### PROBLEM TO WORK ON:
Determine the number of lines of the records below that include "моделей". Respond with the number and no other text.

### Component data from apps and pages:

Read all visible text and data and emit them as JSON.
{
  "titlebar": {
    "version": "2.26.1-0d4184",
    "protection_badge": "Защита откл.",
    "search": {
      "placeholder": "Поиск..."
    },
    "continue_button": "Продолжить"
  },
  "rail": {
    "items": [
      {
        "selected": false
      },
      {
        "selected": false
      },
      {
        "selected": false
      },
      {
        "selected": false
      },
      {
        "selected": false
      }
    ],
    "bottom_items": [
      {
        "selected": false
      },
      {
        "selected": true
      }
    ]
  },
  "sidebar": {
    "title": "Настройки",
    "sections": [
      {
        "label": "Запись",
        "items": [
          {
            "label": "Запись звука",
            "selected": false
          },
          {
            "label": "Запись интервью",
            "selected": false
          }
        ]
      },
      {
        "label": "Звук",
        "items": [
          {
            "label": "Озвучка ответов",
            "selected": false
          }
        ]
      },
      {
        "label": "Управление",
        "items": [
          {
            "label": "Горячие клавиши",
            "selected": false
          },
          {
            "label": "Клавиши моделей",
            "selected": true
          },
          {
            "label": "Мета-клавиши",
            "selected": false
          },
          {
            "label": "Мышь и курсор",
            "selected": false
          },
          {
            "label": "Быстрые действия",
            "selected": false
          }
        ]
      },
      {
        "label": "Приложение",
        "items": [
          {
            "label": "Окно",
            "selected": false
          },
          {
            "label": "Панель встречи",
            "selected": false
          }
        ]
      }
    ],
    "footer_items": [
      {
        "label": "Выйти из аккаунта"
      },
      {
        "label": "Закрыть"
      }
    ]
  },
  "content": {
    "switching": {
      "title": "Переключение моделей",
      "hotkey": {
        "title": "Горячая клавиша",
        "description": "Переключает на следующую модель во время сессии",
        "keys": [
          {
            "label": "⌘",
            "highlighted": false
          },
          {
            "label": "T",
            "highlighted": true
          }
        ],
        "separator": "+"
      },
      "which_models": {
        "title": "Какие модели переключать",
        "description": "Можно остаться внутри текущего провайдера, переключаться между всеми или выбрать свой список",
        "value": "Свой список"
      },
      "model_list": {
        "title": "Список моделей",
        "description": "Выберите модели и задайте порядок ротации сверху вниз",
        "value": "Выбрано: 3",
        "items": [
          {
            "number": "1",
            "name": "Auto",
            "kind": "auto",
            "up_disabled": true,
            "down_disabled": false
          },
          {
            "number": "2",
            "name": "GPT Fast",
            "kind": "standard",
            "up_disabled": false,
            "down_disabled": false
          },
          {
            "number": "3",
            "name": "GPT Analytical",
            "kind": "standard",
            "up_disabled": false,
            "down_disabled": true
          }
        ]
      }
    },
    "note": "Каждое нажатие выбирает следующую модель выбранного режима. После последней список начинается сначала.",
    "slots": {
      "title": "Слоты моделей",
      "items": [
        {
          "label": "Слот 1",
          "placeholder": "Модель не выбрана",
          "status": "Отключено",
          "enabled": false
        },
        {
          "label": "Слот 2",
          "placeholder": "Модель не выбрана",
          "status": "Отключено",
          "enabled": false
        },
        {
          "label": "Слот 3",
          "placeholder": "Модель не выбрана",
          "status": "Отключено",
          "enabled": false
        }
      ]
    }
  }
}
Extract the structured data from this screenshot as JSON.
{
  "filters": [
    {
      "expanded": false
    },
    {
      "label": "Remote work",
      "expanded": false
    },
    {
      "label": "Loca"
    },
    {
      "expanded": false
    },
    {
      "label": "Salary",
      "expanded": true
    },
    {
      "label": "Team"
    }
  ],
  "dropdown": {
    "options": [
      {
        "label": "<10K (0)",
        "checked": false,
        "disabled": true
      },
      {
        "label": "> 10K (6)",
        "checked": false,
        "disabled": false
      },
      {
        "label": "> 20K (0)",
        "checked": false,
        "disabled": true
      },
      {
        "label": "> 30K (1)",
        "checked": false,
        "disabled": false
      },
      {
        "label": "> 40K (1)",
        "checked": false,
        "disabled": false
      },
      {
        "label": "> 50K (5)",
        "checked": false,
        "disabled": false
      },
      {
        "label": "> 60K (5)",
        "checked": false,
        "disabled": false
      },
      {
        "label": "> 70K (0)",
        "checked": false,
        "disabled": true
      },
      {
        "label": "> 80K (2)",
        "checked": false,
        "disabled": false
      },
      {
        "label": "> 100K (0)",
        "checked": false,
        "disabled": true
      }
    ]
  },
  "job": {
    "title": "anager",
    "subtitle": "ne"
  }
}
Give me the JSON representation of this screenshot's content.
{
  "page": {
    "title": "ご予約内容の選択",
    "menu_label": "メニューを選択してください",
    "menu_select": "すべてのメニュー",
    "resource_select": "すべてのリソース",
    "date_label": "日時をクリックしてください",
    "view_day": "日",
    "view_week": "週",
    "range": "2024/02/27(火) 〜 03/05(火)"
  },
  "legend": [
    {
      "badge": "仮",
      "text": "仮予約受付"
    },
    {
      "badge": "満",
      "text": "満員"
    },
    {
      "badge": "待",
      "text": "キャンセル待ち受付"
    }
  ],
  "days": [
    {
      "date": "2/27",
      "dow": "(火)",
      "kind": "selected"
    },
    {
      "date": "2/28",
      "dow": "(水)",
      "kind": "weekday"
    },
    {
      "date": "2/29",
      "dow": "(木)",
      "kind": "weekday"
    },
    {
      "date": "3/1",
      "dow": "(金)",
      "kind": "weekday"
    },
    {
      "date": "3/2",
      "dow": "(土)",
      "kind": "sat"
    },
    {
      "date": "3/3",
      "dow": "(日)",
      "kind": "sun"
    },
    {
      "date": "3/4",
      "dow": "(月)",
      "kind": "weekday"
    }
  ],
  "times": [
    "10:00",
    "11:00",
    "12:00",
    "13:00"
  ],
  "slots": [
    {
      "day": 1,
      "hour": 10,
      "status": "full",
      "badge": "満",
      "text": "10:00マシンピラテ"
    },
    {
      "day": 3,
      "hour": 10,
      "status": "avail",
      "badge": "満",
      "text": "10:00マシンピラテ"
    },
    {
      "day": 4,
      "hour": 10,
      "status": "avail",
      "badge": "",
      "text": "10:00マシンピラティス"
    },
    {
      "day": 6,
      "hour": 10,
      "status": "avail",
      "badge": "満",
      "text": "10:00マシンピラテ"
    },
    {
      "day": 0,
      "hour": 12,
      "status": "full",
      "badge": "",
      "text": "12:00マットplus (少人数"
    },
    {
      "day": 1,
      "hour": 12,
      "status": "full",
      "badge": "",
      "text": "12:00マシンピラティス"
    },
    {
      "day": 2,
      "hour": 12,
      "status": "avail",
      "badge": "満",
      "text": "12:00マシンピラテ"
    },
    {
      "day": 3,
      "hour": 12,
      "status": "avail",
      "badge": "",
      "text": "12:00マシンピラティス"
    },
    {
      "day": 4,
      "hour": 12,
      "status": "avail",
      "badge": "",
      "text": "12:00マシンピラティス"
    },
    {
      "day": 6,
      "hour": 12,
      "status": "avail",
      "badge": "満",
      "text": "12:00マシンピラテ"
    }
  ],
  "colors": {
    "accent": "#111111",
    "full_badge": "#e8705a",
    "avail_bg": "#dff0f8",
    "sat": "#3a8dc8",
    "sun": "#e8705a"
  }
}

### EXERCISE RESULT:
4